Bonding over Mallomars Food is fuel and after you’ve fed your son or daughter the fruit, the nuts and the yogurt smoothie, there are the Mallomars, or whatever the favorite, totally-not-healthy snack is in your house. A well-stocked pantry helps minimize the crankiness on everyone’s part.
Now is a good time to spread some praise Your senior might be a few weeks behind on the whole college application process, but if they’ve made the commitment now and are plowing through, give them credit. I lectured my son when he was dragging his feet on his apps, but when he finished the last one a couple of weeks earlier than planned, I made sure to tell him I was impressed.
Filling out applications makes the idea of college instantly real for a senior As my kids moved through the application process, we inevitably found a college or two they decided to cut from their list at the last minute. Maybe your kid doesn’t want to go to a college that’s beyond driving distance after all, or they don’t want the option of commuting, or they do want to apply to a school where they know someone.
Don’t be surprised if your teen turns to you and says they’re scared—to graduate, to be without their best friends, to have to think about a career or just to go to college. Your job is to be reassuring, not to dismiss their very real and very normal fears.
There will be stories to tell—when it’s all over Your senior will boast about how Mom was literally pulling her hair out or Dad picked up a big batch of Buffalo wings to celebrate when the last application was sent. You’ll remind your teen how hard they cried when that one application didn’t save and they had to start it all over again. You can mention the strength it took for you not to cry, too.
College application season brings a large share of stress, but remember to take a step back and see how the experience has benefited your parent-child relationship.

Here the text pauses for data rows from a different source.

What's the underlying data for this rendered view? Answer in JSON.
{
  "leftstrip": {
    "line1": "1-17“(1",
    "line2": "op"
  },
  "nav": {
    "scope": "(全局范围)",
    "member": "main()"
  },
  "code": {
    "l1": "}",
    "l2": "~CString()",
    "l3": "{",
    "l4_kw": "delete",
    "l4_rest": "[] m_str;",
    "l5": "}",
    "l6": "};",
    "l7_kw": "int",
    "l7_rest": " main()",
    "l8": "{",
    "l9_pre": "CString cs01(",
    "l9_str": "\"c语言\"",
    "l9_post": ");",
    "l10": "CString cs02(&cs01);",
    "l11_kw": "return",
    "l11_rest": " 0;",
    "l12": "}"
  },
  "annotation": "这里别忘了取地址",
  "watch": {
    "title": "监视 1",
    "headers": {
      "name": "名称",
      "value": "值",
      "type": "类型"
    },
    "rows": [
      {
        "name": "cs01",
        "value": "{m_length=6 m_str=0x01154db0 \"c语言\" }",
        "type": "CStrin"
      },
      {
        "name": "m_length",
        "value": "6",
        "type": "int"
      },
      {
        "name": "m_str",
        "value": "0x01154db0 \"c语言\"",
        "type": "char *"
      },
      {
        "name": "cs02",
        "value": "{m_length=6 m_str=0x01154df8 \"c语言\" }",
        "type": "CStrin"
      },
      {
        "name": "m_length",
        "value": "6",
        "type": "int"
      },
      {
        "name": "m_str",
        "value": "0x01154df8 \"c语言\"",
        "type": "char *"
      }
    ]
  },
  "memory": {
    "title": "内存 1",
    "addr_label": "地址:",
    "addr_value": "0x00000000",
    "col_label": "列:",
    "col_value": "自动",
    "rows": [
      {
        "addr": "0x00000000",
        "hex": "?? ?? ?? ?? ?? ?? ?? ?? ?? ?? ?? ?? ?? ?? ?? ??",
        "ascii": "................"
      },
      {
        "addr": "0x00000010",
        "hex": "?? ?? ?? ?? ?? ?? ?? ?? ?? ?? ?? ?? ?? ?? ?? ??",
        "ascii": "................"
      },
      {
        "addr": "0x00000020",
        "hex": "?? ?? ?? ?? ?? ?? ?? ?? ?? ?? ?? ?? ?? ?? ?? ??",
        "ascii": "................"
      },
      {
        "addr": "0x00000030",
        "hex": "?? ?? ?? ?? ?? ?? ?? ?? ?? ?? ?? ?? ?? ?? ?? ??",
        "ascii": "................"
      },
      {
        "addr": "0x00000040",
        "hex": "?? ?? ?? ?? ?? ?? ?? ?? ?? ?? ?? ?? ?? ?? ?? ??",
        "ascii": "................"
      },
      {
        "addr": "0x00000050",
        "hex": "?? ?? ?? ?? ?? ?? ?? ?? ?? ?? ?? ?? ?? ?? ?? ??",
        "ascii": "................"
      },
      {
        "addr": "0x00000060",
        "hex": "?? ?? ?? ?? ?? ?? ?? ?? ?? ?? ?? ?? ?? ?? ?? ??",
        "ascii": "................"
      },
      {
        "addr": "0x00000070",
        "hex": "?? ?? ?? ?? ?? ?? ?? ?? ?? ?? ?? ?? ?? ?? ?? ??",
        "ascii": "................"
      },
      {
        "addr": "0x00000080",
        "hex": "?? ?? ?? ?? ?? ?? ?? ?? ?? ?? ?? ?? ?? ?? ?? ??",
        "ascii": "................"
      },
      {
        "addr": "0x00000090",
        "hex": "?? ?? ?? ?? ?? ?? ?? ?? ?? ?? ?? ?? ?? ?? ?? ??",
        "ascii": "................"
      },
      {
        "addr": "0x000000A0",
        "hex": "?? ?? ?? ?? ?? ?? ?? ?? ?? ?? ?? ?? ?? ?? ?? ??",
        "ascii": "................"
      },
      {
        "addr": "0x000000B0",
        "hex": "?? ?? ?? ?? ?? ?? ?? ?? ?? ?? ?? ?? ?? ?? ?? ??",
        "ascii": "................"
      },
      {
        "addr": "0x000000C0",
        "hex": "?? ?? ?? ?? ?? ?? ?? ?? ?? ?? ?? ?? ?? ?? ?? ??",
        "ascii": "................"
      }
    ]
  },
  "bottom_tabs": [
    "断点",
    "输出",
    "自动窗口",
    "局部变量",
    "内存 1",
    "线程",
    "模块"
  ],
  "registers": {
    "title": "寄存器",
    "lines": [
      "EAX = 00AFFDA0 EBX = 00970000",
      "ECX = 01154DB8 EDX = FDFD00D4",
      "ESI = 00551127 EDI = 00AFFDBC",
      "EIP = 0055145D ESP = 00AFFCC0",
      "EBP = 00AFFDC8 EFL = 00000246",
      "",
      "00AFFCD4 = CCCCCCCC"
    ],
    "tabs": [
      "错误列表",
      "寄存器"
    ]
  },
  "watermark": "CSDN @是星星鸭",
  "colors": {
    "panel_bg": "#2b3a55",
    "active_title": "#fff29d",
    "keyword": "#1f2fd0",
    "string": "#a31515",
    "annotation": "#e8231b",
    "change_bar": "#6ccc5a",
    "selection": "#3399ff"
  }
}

Share your story of how the college application process affected your family in the comments section below.